Ostensibly a biography researched and written by Jung Chang, it illuminates more than the life of “the Concubine Who Launched Modern China” but also how perceptions of her beyond China were influenced by orientalism. Edward Said (1978) conceived of the practice of orientalism as a way in which the Asian region was defined and located as Europe’s “other”. It both homogenised yet exoticised Asians including the China nation-state. It also implied European forms of knowledge represented intellectual and cultural mastery to which othered peoples could only hope to aspire. This book rejects the Western lens and provides an alternative story of a woman who is credited with leading China into the modern age.
Jung Chang cleverly provides a portrait of a woman who was the de facto supreme ruler of China in the late Qing Dynasty for almost half a century. From concubine, to Empress Dowager and Regent, Cixi challenged what were accepted norms and concepts of traditional rules. She shared rule with Empress Dowager Ci’an for a period representing a strong partnership and collaborative approach that is not often acknowledged as possible in Western ideas of womanhood. Author Jung Chung explores the previous portrayals and perceptions of Cixi and her actions, highlighting the Eurocentric Western gaze. Ultimately, Jung goes on to present a plethora of evidence as to how past views of Cixi were perhaps overly simplistic and erroneously vilifying. Jung deftly brings to light many complexities of situations and political intrigues Cixi faced.

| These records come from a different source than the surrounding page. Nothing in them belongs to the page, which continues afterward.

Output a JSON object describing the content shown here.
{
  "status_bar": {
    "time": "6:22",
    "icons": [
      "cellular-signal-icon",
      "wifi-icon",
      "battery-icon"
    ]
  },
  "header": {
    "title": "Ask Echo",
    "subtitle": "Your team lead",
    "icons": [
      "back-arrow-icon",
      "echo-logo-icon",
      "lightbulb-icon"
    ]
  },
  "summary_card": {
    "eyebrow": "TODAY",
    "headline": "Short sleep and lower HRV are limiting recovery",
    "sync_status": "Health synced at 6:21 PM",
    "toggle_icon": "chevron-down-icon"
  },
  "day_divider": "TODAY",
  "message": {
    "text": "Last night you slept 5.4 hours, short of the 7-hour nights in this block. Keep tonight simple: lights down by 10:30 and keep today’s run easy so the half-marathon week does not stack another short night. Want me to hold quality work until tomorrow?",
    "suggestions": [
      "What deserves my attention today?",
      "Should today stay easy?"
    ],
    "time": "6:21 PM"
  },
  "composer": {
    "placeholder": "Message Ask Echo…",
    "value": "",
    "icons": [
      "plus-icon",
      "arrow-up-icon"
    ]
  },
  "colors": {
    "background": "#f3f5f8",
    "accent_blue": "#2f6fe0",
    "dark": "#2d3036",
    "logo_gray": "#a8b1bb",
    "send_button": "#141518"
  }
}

While Cixi is celebrated as leading China to modernisation, Jung explores the assumptions that the nation had previously languished in its cultural traditions. However, the position of China in the global community is often shaped by a commonly held misconception (in the West) that neglects consideration of the nation’s modern history, repeatedly ravaged and undermined by European invasions and imperialist impositions. Jung Chang creates a thoughtfully deep look at what this iconic leader achieved in a rapidly evolving political environment which had wrought significant cost to China. It might be deemed a homage to Cixi given the text challenges Western tellings of her supposedly tyrannical obsession with power and aggressive responses to political plots.
I felt that Jung artfully provided a balance in acknowledging Cixi’s shortcomings and triumphs, detailing her failures and successes in striving toward her visionary aspirations for China. The extensively researched book also provides insights into Cixi’s personal life by examining her own writing, with additional context from the perspectives of other key players situated in her court.

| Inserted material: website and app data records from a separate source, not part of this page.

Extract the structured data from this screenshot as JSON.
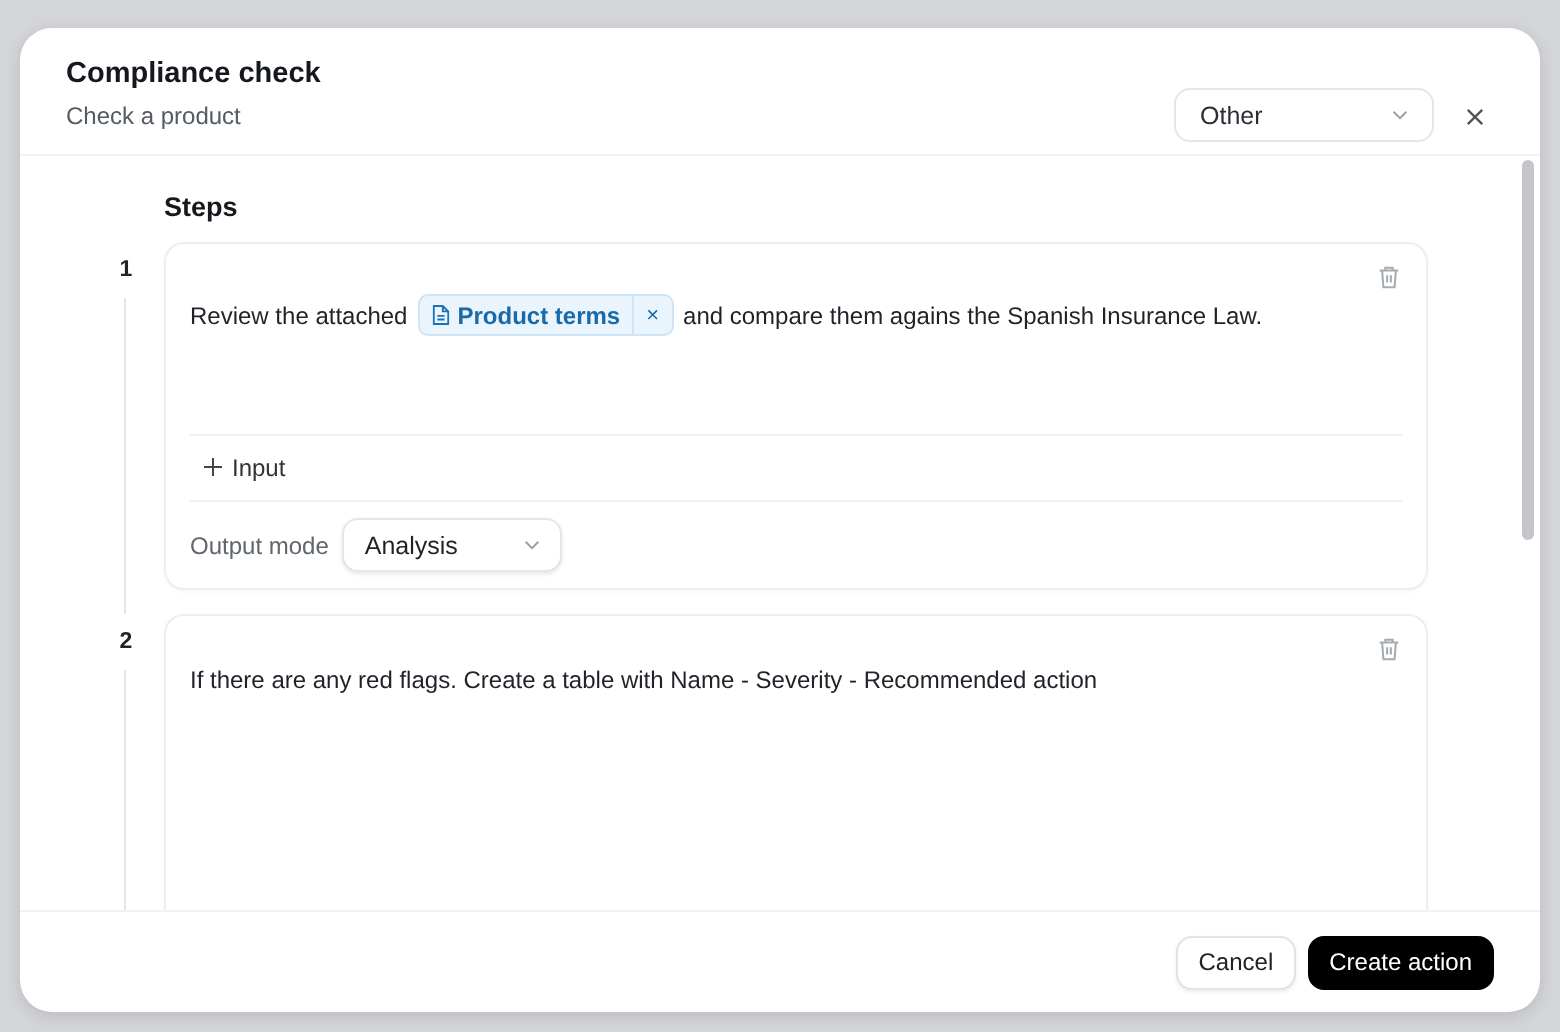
{
  "dialog": {
    "title": "Compliance check",
    "subtitle": "Check a product",
    "category": {
      "value": "Other"
    }
  },
  "steps_heading": "Steps",
  "steps": [
    {
      "number": "1",
      "segments": [
        {
          "kind": "text",
          "text": "Review the attached"
        },
        {
          "kind": "chip",
          "text": "Product terms",
          "remove": "×"
        },
        {
          "kind": "text",
          "text": "and compare them agains the Spanish Insurance Law."
        }
      ],
      "add_input": "Input",
      "output_label": "Output mode",
      "output_value": "Analysis"
    },
    {
      "number": "2",
      "segments": [
        {
          "kind": "text",
          "text": "If there are any red flags. Create a table with Name - Severity - Recommended action"
        }
      ]
    }
  ],
  "buttons": [
    {
      "label": "Cancel",
      "kind": "secondary"
    },
    {
      "label": "Create action",
      "kind": "primary"
    }
  ]
}
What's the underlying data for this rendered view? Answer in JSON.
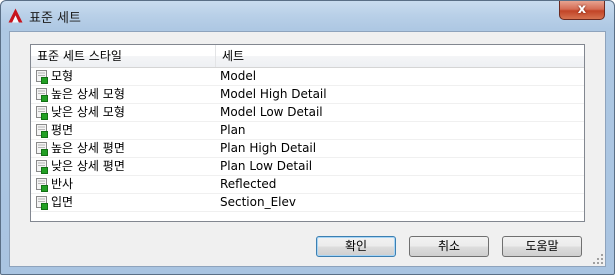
{
  "window": {
    "title": "표준 세트",
    "close_glyph": "x"
  },
  "list": {
    "columns": [
      "표준 세트 스타일",
      "세트"
    ],
    "rows": [
      {
        "style": "모형",
        "set": "Model"
      },
      {
        "style": "높은 상세 모형",
        "set": "Model High Detail"
      },
      {
        "style": "낮은 상세 모형",
        "set": "Model Low Detail"
      },
      {
        "style": "평면",
        "set": "Plan"
      },
      {
        "style": "높은 상세 평면",
        "set": "Plan High Detail"
      },
      {
        "style": "낮은 상세 평면",
        "set": "Plan Low Detail"
      },
      {
        "style": "반사",
        "set": "Reflected"
      },
      {
        "style": "입면",
        "set": "Section_Elev"
      }
    ],
    "row_icon": "display-set-icon"
  },
  "buttons": {
    "ok": "확인",
    "cancel": "취소",
    "help": "도움말"
  },
  "colors": {
    "title_bar": "#b9d0e8",
    "close_button": "#c24427",
    "icon_green": "#22a024"
  }
}
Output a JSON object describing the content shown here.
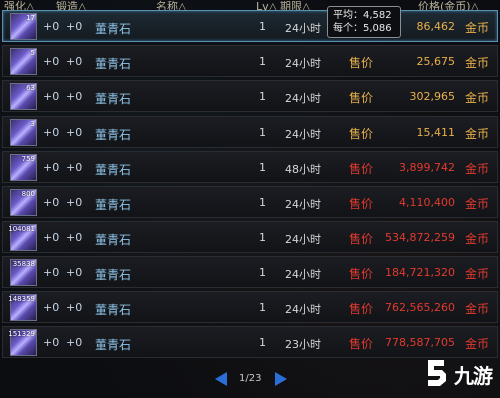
{
  "header": {
    "col_enhance": "强化△",
    "col_forge": "锻造△",
    "col_name": "名称△",
    "col_level": "Lv△",
    "col_period": "期限△",
    "col_price": "价格(金币)△"
  },
  "tooltip": {
    "avg_label": "平均：",
    "avg_value": "4,582",
    "each_label": "每个：",
    "each_value": "5,086"
  },
  "rows": [
    {
      "count": "17",
      "enhance": "+0",
      "forge": "+0",
      "name": "董青石",
      "level": "1",
      "period": "24小时",
      "sale_label": "",
      "price": "86,462",
      "unit": "金币",
      "color": "orange"
    },
    {
      "count": "5",
      "enhance": "+0",
      "forge": "+0",
      "name": "董青石",
      "level": "1",
      "period": "24小时",
      "sale_label": "售价",
      "price": "25,675",
      "unit": "金币",
      "color": "orange"
    },
    {
      "count": "63",
      "enhance": "+0",
      "forge": "+0",
      "name": "董青石",
      "level": "1",
      "period": "24小时",
      "sale_label": "售价",
      "price": "302,965",
      "unit": "金币",
      "color": "orange"
    },
    {
      "count": "3",
      "enhance": "+0",
      "forge": "+0",
      "name": "董青石",
      "level": "1",
      "period": "24小时",
      "sale_label": "售价",
      "price": "15,411",
      "unit": "金币",
      "color": "orange"
    },
    {
      "count": "759",
      "enhance": "+0",
      "forge": "+0",
      "name": "董青石",
      "level": "1",
      "period": "48小时",
      "sale_label": "售价",
      "price": "3,899,742",
      "unit": "金币",
      "color": "red"
    },
    {
      "count": "800",
      "enhance": "+0",
      "forge": "+0",
      "name": "董青石",
      "level": "1",
      "period": "24小时",
      "sale_label": "售价",
      "price": "4,110,400",
      "unit": "金币",
      "color": "red"
    },
    {
      "count": "104081",
      "enhance": "+0",
      "forge": "+0",
      "name": "董青石",
      "level": "1",
      "period": "24小时",
      "sale_label": "售价",
      "price": "534,872,259",
      "unit": "金币",
      "color": "red"
    },
    {
      "count": "35838",
      "enhance": "+0",
      "forge": "+0",
      "name": "董青石",
      "level": "1",
      "period": "24小时",
      "sale_label": "售价",
      "price": "184,721,320",
      "unit": "金币",
      "color": "red"
    },
    {
      "count": "148359",
      "enhance": "+0",
      "forge": "+0",
      "name": "董青石",
      "level": "1",
      "period": "24小时",
      "sale_label": "售价",
      "price": "762,565,260",
      "unit": "金币",
      "color": "red"
    },
    {
      "count": "151329",
      "enhance": "+0",
      "forge": "+0",
      "name": "董青石",
      "level": "1",
      "period": "23小时",
      "sale_label": "售价",
      "price": "778,587,705",
      "unit": "金币",
      "color": "red"
    }
  ],
  "pager": {
    "text": "1/23"
  },
  "logo": {
    "text": "九游"
  },
  "colors": {
    "accent": "#2a6fd8",
    "orange": "#e8b04a",
    "red": "#e23a2e",
    "name": "#8fc6ea"
  }
}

Cixi is often demonised and villified, as if she had been a woman drunk on power, anxiously protective of a delicate ego. Jung Chang deftly interweaves considerable evidence to suggest that such portrayals are more a function of how modern historiology has often struggled with detailing the lives and influences of powerful and empowered women. These omissions have also failed to acknowledge the intricacies of women navigating intersecting power dynamics while simultaneously managing social constructions of womanhood.
“Empress Dowager Cixi” is a fascinating read that creates a deep and thoughtfully complex portrayal of a woman who oversaw one of China’s most significant periods of change, leaving a weighty legacy for “the Last Emperor” Pu Yi.